How to create an Atmanirbhar portfolio?
You need to go to the drawing board and create a blueprint based on your income, expenses, financial goals, liabilities, timelines, and overall risk profile. Once that exercise is done, you need to decide which investment products are best suited to meet your financial goals.
For example, you need a sizable corpus to take care of your golden years, as your retirement phase cannot jump beyond a particular age. If you plan to retire early, then it becomes even more important to plan, because you would have many more years to manage without any active income source. Similarly, you cannot postpone your children’s education or marriage plans because of any negative economic conditions like the ones we are witnessing right now. This is precisely the reason you need to create your asset allocation in such a way that it protects any market conditions.
Similarly, protection is also an extremely important part of such a portfolio. Health insurance and life insurance are vital components of your portfolio to make it truly atmanirbhar.
What is the ideal asset allocation?

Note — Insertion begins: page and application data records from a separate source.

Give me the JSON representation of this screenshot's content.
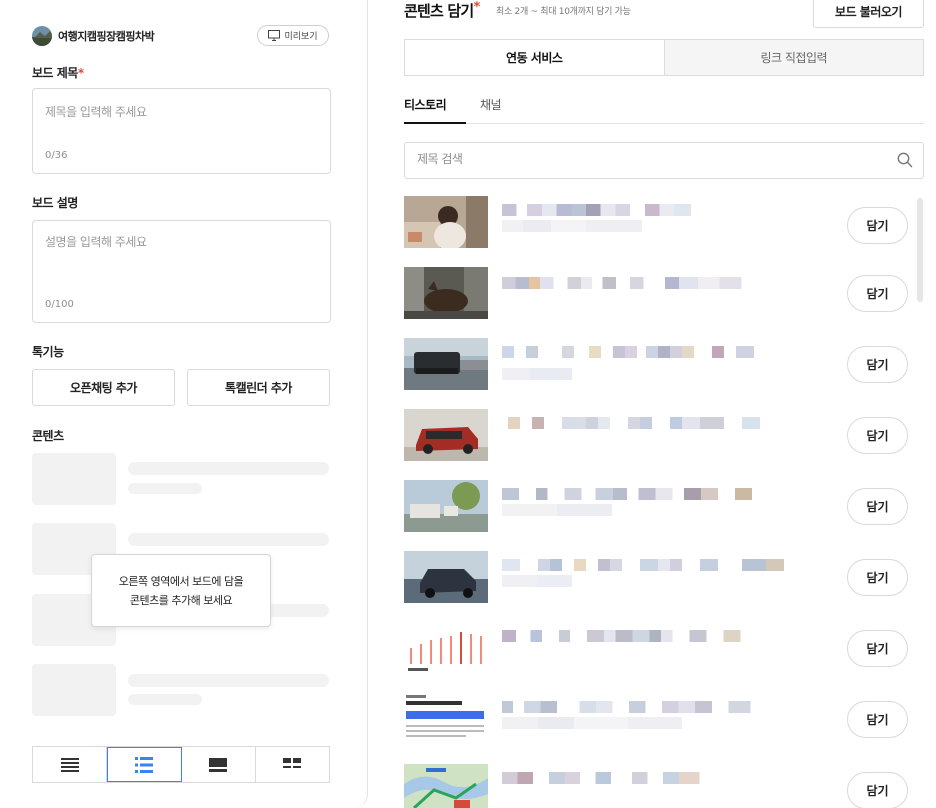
{
  "left": {
    "blog_name": "여행지캠핑장캠핑차박",
    "preview_label": "미리보기",
    "board_title": {
      "label": "보드 제목",
      "required_mark": "*",
      "placeholder": "제목을 입력해 주세요",
      "counter": "0/36"
    },
    "board_desc": {
      "label": "보드 설명",
      "placeholder": "설명을 입력해 주세요",
      "counter": "0/100"
    },
    "talk_features": {
      "label": "톡기능",
      "open_chat_button": "오픈채팅 추가",
      "talk_calendar_button": "톡캘린더 추가"
    },
    "contents": {
      "label": "콘텐츠",
      "empty_tooltip_line1": "오른쪽 영역에서 보드에 담을",
      "empty_tooltip_line2": "콘텐츠를 추가해 보세요"
    },
    "layout_options": [
      "list-compact-icon",
      "list-detail-icon",
      "card-wide-icon",
      "grid-icon"
    ],
    "active_layout_index": 1
  },
  "right": {
    "title": "콘텐츠 담기",
    "required_mark": "*",
    "subtitle": "최소 2개 ~ 최대 10개까지 담기 가능",
    "load_board_button": "보드 불러오기",
    "source_tabs": [
      "연동 서비스",
      "링크 직접입력"
    ],
    "active_source_tab": 0,
    "channel_tabs": [
      "티스토리",
      "채널"
    ],
    "active_channel_tab": 0,
    "search_placeholder": "제목 검색",
    "add_label": "담기",
    "items_count_visible": 9
  },
  "colors": {
    "accent_blue": "#3b82f6",
    "required_red": "#e34a3c",
    "border": "#d9d9d9",
    "skeleton": "#f2f2f2"
  }
}
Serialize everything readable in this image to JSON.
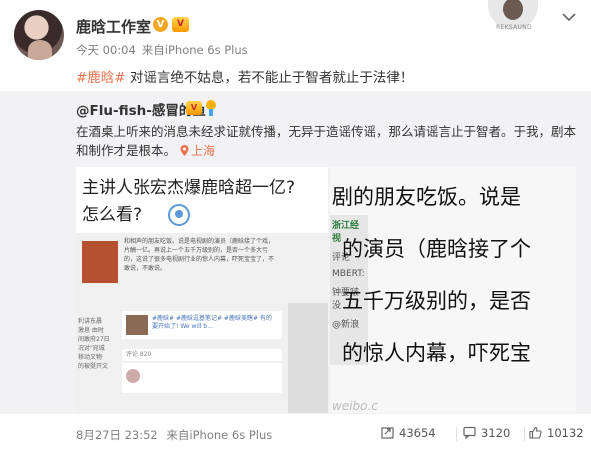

The question inevitably comes up in most sessions. I told Sanjay that a one-size-fits-all rule does not apply to asset allocation because each person has different goals, responsibilities, and a unique risk profile. Every asset class has a potential risk and there will always be a market risk involved with any of your investments.
Equity offers the best long-term growth prospects to investors. Cash has a role to play especially in current conditions. You should aim to have a good mix of cash, equity mutual funds, PF, PPF, real estate, gold, NPS, FD, and direct stocks if you can manage that. Depending on your financial goals and risk profile, the percentage of allocation in each of these will differ.
If you are young and have time, then go for equity mutual funds. If you have bought a house, then you would spend more on EMIs. Go back to your personal financial plan, and see what fits in that. That is why I do not give specific percentages, because one plan cannot work for everyone.
Sanjay then asked the two questions that are coming up most often in the time of this crisis, that is whether to invest in gold, and whether to invest in pharma funds.
Gold is doing well right now because it is always seen as a safe haven, something that works when nothing else does. If you want to buy gold right now, go back to your asset allocation and see if it allows that and ideally it should not be more than 10% of your overall portfolio. Do not buy it just because everyone else is buying it.
Similarly, for pharma funds, understand that it is a sectoral fund and have not given any returns in the last five years and so. While it is true that this sector is giving good returns right now and may go into a bull run but you do not know how long it will continue to do so, my advice is to avoid any sectoral fund.
How to decide equity mutual funds allocation?
We have seen over the years that many investors do not invest with the right financial planning and asset allocation. More than 70% of investors have less than 20% asset allocation in equity, and have a far higher allocation in real estate, gold, PF, and PPF. For all investors, I would recommend relooking at their asset allocation and using cash to capitalise on the current market opportunity.
This is an opportune time for everyone to invest in equity for long term gains. Mutual Funds Sahi Hai! There is no better time than right now for this tagline. Mutual funds through SIP is the best way to get into equity investments right now. But do this basis as per your asset allocation and take an informed decision.
Rishabh Parakh is a Chartered Accountant and a founder and Chief Gardener of Money Plant Consultancy, a wealth management firm based in Pune, with operations in Singapore and the UK. He is also the author of Financial Spirituality.